Proverbs and Sirach, for instance, teach that if people are observant; they'll discover God's behavior patterns all around them. Job and Ecclesiastes question that thesis. Both teach that God is so "other" that no one can uncover God's reasoning no matter how long they study and observe.

We hear some of the first theology in the first reading (Sir 3: 17-18, 20, 28-29). Notice how logical and precise each verse is: "My child, conduct your affairs with humility, and you will be loved more than a giver of gifts. Humble yourself the more, the greater you are, and you will find favor with God..." One simply has to open the book of Job, and he or she will immediately find that theology contradicted by Job's "unexplainable" experiences.

Going up

Listening to the Gospel (Lk 14: 1, 7-14) against the background of this debate, it seems that Jesus uses elements from both sides of the debate. He begins by advising His followers to do the "logical" thing when they're invited to a wedding banquet. "Do not recline at table in the place of honor. A more distinguished guest than you may have been invited."

The perfect way to be spared embarrassment is to make certain you don't put yourself into a situation in which you can be embarrassed. "Go and take the lowest place," Jesus recommends, "so that when the host comes to you he may say, `My friend, move up to higher position.'" In other words, always situate yourself so the only way you can go is up.

But then He quickly changes His advice. Now addressing the host, Jesus says something completely illogical. "When you hold a lunch or a dinner, do not invite your friends of your brothers or your relatives or your wealthy neighbors, in case they may invite you back and you have repayment. Rather, when you hold a banquet, invite the poor, the crippled, the lame, the blind; blessed indeed will you be because of their inability to repay you."

Jesus wants His disciples to realize they live their lives on different levels. On one hand, they can do things which guarantee they'll have a moderately fulfilled life, things everyone agree with. But on the other hand, real fulfillment for Him involves going beyond the point at which logical people stop. Real happiness is something which takes us into eternity.

"For you will be repaid," He assures His host, "at the resurrection of the righteous." Only those who dare break through the boundaries of rationality break into eternal life.

Old and new

The author of the Letter to the Hebrews presents his readers with a similar contract (Heb 12: 18-19, 22-24). Throughout this work, he compares his idea of Judaism with his idea of Christianity. The former always ends up being the "old," the latter, the "new." At the most, Judaism is just an imperfect shadow of what Christianity actually is.

He contrasts the way Yahweh's covenant with the Chosen People came about with the way Jesus enters into a new covenant with His followers. For him, the Sinai event was anything but consoling. It was so terrifying that "those who heard begged that no message be further addressed to them."
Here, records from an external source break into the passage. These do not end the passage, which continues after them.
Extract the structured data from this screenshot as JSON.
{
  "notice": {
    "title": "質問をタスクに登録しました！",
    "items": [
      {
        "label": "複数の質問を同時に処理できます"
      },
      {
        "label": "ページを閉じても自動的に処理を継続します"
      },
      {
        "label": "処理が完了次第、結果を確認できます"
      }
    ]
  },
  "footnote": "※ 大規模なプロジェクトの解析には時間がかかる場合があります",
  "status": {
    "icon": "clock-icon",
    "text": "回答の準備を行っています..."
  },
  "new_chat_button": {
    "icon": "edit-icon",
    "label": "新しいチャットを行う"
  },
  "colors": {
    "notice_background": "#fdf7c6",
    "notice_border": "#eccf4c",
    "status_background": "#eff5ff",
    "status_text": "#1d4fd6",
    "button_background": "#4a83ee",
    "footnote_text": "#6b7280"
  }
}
Nothing like that was part of Jesus' dying and rising. That event brought us to "the city of the living God..., and countless angels..., and the assembly if the firstborn enrolled in heaven, and God the judge of all, and the spirits of the just..., and Jesus, the mediator of a new covenant...." No question about which covenant is better.

Yet, followers of God know faith is never that simple. They always appreciate the debates they find in Scripture. They're certain faith is constantly a mixing of the logical with the illogical.